What to do: The goal here is an exact copy of the entries below, without their pictures.

Data shown:
* * * *
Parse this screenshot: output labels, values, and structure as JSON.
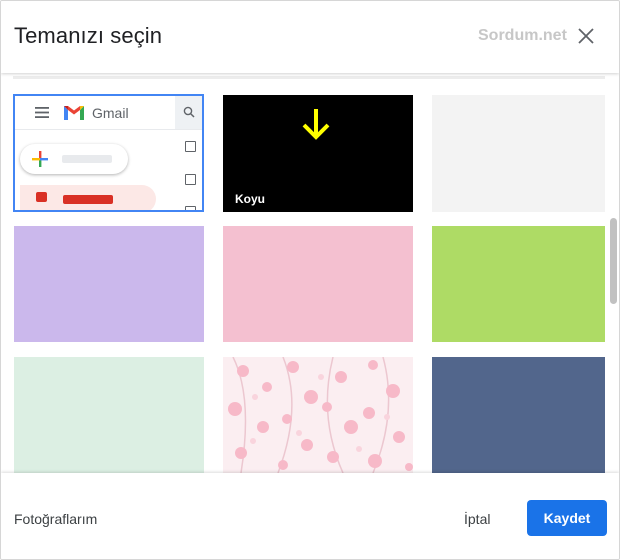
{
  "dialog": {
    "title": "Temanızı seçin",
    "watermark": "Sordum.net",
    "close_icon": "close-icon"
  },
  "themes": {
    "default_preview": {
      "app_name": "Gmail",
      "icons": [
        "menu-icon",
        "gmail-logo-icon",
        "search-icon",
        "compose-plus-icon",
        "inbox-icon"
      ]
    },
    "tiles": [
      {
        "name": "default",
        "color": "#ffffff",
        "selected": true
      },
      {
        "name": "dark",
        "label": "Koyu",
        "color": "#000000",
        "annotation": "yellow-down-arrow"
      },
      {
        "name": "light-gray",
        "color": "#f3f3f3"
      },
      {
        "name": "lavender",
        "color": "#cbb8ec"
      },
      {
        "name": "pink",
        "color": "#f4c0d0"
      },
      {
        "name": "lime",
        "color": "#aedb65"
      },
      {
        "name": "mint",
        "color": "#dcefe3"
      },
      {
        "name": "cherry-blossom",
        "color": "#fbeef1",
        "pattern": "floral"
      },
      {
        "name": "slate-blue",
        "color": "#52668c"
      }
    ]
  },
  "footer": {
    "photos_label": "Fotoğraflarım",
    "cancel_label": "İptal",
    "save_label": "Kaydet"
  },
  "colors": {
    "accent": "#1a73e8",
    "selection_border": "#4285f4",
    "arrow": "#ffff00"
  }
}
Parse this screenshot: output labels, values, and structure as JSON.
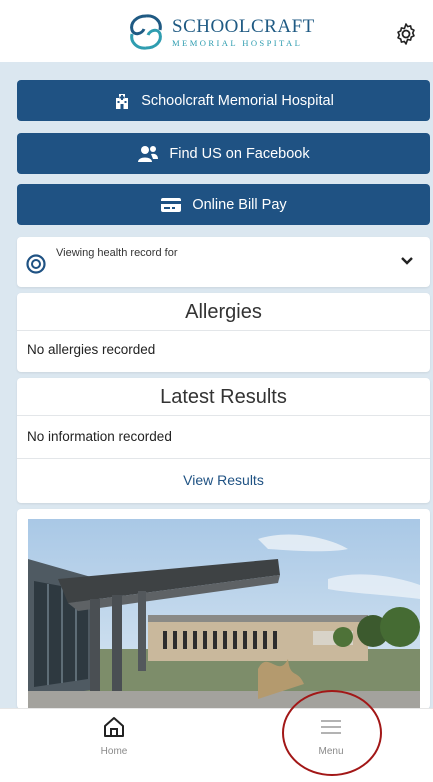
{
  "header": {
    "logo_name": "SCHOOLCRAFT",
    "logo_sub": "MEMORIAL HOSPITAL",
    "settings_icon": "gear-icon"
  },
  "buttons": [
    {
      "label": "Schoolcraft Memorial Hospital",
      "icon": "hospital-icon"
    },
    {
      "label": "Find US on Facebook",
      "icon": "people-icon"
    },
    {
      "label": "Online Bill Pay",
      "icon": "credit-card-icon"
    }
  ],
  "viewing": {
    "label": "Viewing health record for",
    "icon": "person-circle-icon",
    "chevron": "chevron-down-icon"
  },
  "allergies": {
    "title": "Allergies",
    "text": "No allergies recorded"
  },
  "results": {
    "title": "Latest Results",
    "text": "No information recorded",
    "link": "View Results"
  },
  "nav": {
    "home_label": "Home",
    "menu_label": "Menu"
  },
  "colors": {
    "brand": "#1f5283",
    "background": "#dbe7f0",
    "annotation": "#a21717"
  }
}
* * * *
Exercise response:
Parse this screenshot: output labels, values, and structure as JSON.
{
  "dialog": {
    "title": "Temanızı seçin",
    "watermark": "Sordum.net",
    "close_icon": "close-icon"
  },
  "themes": {
    "default_preview": {
      "app_name": "Gmail",
      "icons": [
        "menu-icon",
        "gmail-logo-icon",
        "search-icon",
        "compose-plus-icon",
        "inbox-icon"
      ]
    },
    "tiles": [
      {
        "name": "default",
        "color": "#ffffff",
        "selected": true
      },
      {
        "name": "dark",
        "label": "Koyu",
        "color": "#000000",
        "annotation": "yellow-down-arrow"
      },
      {
        "name": "light-gray",
        "color": "#f3f3f3"
      },
      {
        "name": "lavender",
        "color": "#cbb8ec"
      },
      {
        "name": "pink",
        "color": "#f4c0d0"
      },
      {
        "name": "lime",
        "color": "#aedb65"
      },
      {
        "name": "mint",
        "color": "#dcefe3"
      },
      {
        "name": "cherry-blossom",
        "color": "#fbeef1",
        "pattern": "floral"
      },
      {
        "name": "slate-blue",
        "color": "#52668c"
      }
    ]
  },
  "footer": {
    "photos_label": "Fotoğraflarım",
    "cancel_label": "İptal",
    "save_label": "Kaydet"
  },
  "colors": {
    "accent": "#1a73e8",
    "selection_border": "#4285f4",
    "arrow": "#ffff00"
  }
}
Parse this screenshot: output labels, values, and structure as JSON.
{
  "header": {
    "logo_name": "SCHOOLCRAFT",
    "logo_sub": "MEMORIAL HOSPITAL",
    "settings_icon": "gear-icon"
  },
  "buttons": [
    {
      "label": "Schoolcraft Memorial Hospital",
      "icon": "hospital-icon"
    },
    {
      "label": "Find US on Facebook",
      "icon": "people-icon"
    },
    {
      "label": "Online Bill Pay",
      "icon": "credit-card-icon"
    }
  ],
  "viewing": {
    "label": "Viewing health record for",
    "icon": "person-circle-icon",
    "chevron": "chevron-down-icon"
  },
  "allergies": {
    "title": "Allergies",
    "text": "No allergies recorded"
  },
  "results": {
    "title": "Latest Results",
    "text": "No information recorded",
    "link": "View Results"
  },
  "nav": {
    "home_label": "Home",
    "menu_label": "Menu"
  },
  "colors": {
    "brand": "#1f5283",
    "background": "#dbe7f0",
    "annotation": "#a21717"
  }
}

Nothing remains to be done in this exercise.